Once you find it, notice that it has an EPSG code next to it: 32642. EPSG stands for European Petroleum Survey Group. This organization gave a number code to almost all known projections, and now many people use those codes. To find this projection again, just type the number 32642 into the search field at the top of the dialog box, and this UTM projection will show up. Now that you have found it and selected it, check the upper-left box labeled “Enable ‘on the fly’ CRS transformation.” Then click OK.

In this case, the view only changes slightly. In some cases, the map disappears entirely! If the image disappears, go to View > Zoom Full and it will reset the view to see the full map. Here is why: when you first load the unprojected file, it assumes that the units are degrees. But in many maps, the units are in meters. If you look above, you will see that the scale bar shows 9,000 degrees! Considering that earth is only 360 degrees around, that is actually an impossible condition. But once you set the software to a projected view, your scalebar should be correct. In this case, it now shows 9 kilometers:

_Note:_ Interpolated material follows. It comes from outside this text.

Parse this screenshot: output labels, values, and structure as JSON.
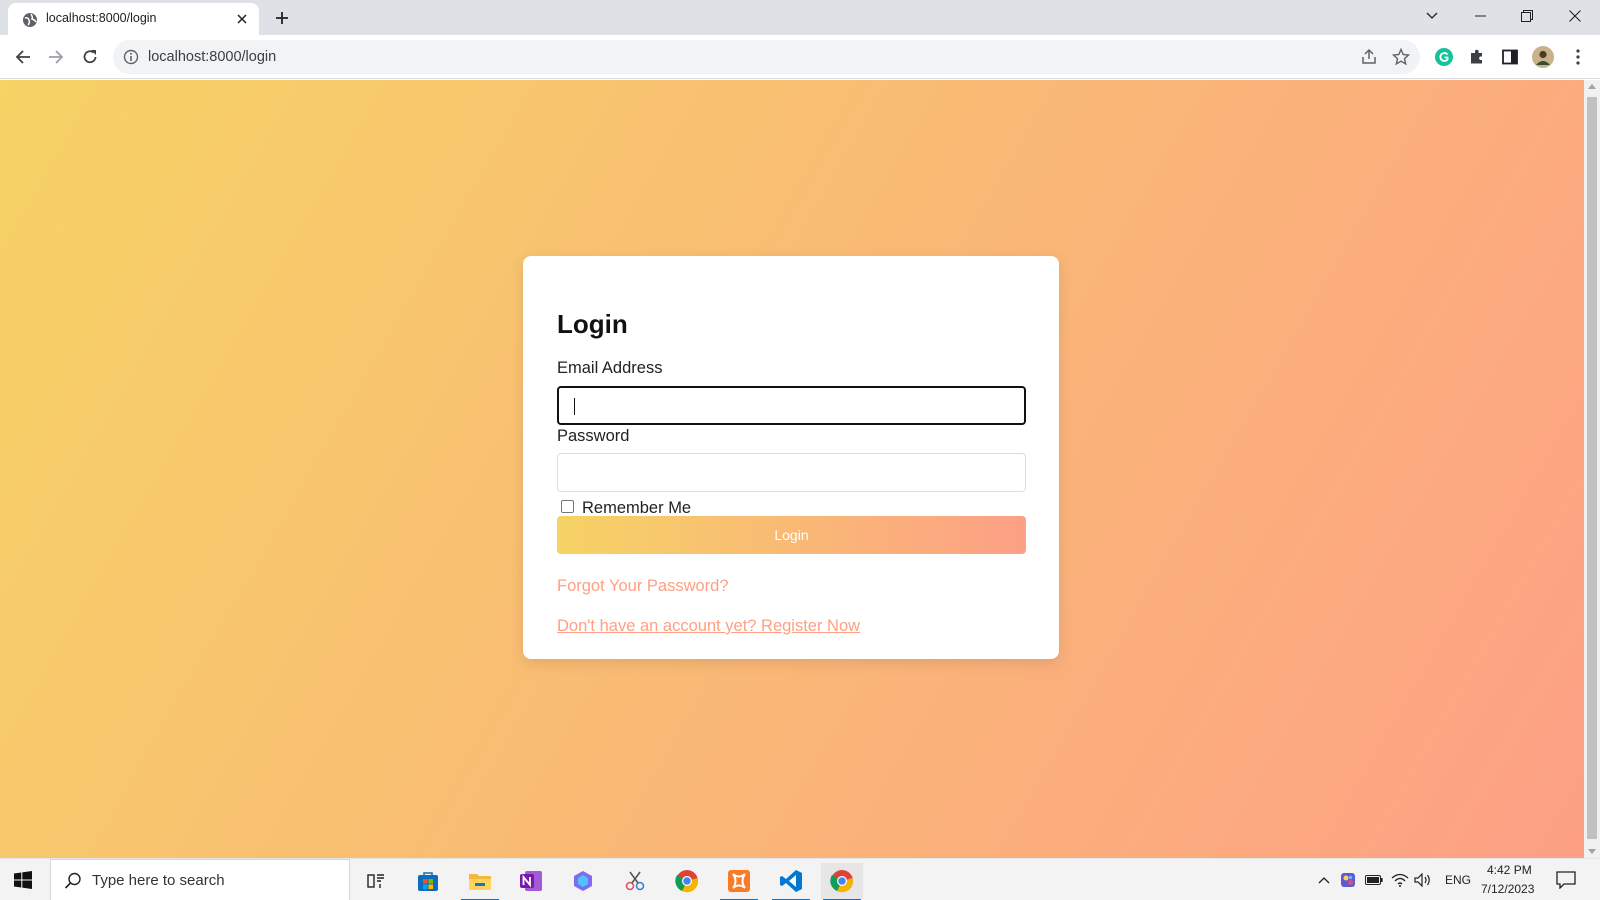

Now save this project (File > Save Project or Ctrl + S) which saves a small file that only includes this projected view and the shapefile loaded into it. When you restart QGIS later, you can go to File > Open Recent Projects and resume work on this projected shapefile. Now you can add more shapefiles as additional layers, and you can change their display settings, and you can do analyses and modifications of the data stored in the databases of each shapefile. Here, I am only going to show you very briefly how to get useable output from this project.

CREATE OUTPUT. Go to File > New Print Composer (Ctrl +P). This opens the Print Composer Window. Here, select the middle icon with the white ‘plus’ on a green circular field. Now, in the main left window, drag out a rectangle and a view of your working file will appear like this:

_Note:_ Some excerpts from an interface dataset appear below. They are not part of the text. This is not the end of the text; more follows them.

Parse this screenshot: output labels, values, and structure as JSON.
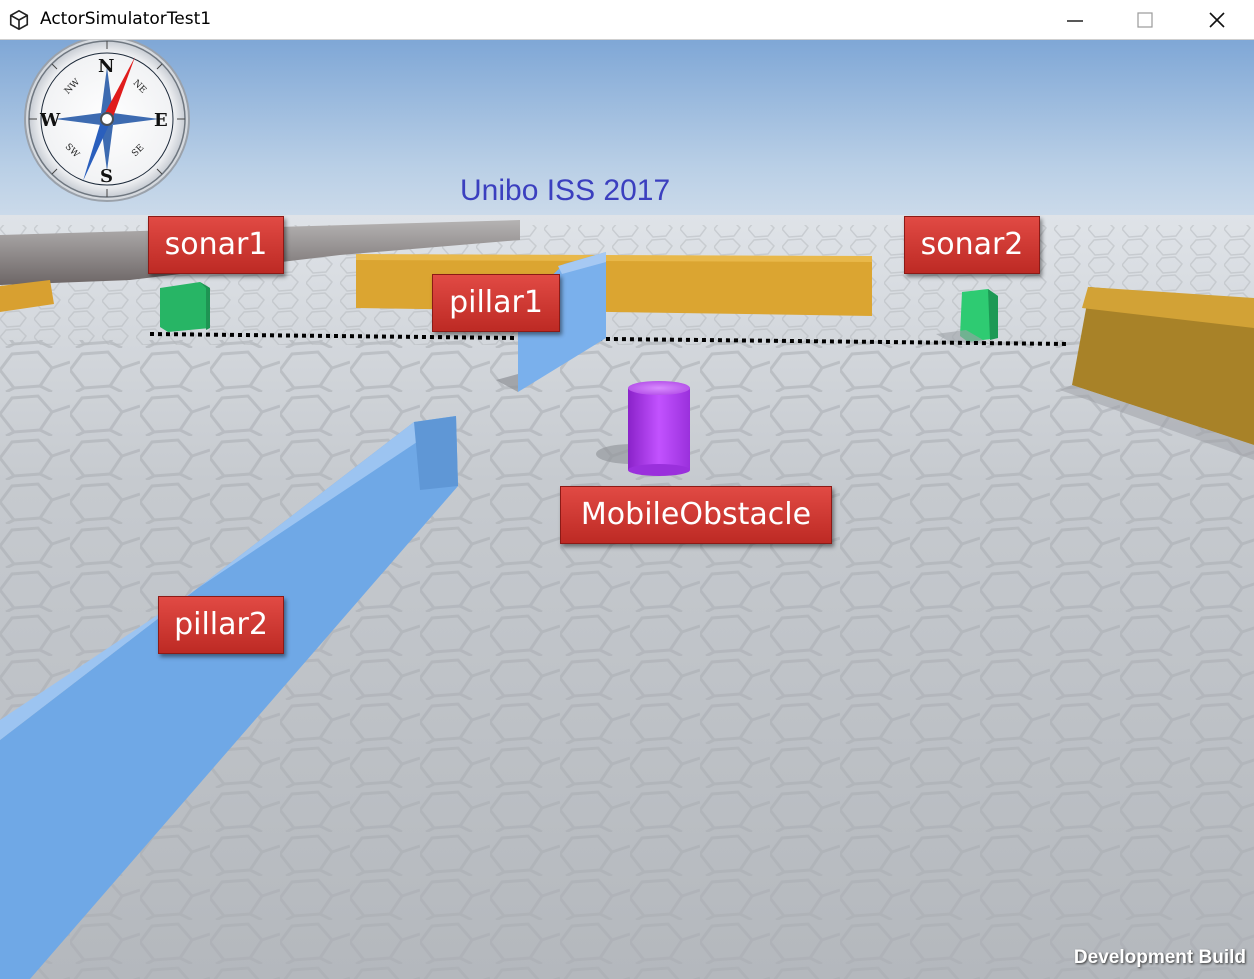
{
  "window": {
    "title": "ActorSimulatorTest1",
    "minimize_glyph": "—",
    "maximize_glyph": "☐",
    "close_glyph": "✕"
  },
  "scene": {
    "arena_title": "Unibo ISS 2017",
    "watermark": "Development Build",
    "compass": {
      "north": "N",
      "south": "S",
      "east": "E",
      "west": "W",
      "northeast": "NE",
      "northwest": "NW",
      "southeast": "SE",
      "southwest": "SW"
    },
    "labels": {
      "sonar1": "sonar1",
      "sonar2": "sonar2",
      "pillar1": "pillar1",
      "pillar2": "pillar2",
      "mobile_obstacle": "MobileObstacle"
    }
  },
  "colors": {
    "sky_top": "#7fa7d6",
    "floor": "#c4c8cc",
    "wall": "#d6a233",
    "pillar": "#6fa8e6",
    "sonar": "#2fbf6a",
    "obstacle": "#b83cf0",
    "label_bg": "#cf332d",
    "title_text": "#3b3fbf"
  }
}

Now hover your cursor over the top-left icons in this window. Tooltips should reveal the function of each icon, in the following order from left to right:
1. Load from Template [this loads previously-designed Print Composer views]
2. Save as Template [this saves the present view as a Print Composer Template, or .qpt file]
3. Export as Image [this generates a raster output file such as a .jpg, .tif, .png, or .gif]
4. Export as PDF [this generates a Portable Document File]
5. Export as SVG [this outputs a Scaleable Vector Graphics file]
6. Print [this prints the composed view to your default printer]

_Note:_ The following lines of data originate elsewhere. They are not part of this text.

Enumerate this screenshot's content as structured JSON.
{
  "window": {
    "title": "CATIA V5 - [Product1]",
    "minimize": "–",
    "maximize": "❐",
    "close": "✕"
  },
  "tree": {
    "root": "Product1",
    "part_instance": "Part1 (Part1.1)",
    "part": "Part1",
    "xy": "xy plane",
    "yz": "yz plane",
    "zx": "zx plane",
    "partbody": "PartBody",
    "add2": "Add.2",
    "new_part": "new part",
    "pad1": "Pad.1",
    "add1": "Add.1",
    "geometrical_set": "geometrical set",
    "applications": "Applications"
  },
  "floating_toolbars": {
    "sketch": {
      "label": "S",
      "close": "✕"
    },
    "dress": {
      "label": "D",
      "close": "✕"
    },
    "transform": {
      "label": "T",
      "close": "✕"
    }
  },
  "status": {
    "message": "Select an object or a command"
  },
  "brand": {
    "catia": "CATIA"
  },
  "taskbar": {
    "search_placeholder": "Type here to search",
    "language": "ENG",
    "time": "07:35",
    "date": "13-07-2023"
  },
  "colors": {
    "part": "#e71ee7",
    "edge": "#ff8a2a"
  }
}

You are welcome to print hardcopies (sixth button). To add a map to another document, however, you will probably choose button #3, and export as a JPEG or PNG. Here you can set the resolution/compression of your output image.Now you have a useable map image!

Now, you can go to the other pages listed under the GIS drop-down menu to learn where to get more data and how to do more with GIS. All these pages are very introductory, written to be intelligible to social scientists, not cartography specialists.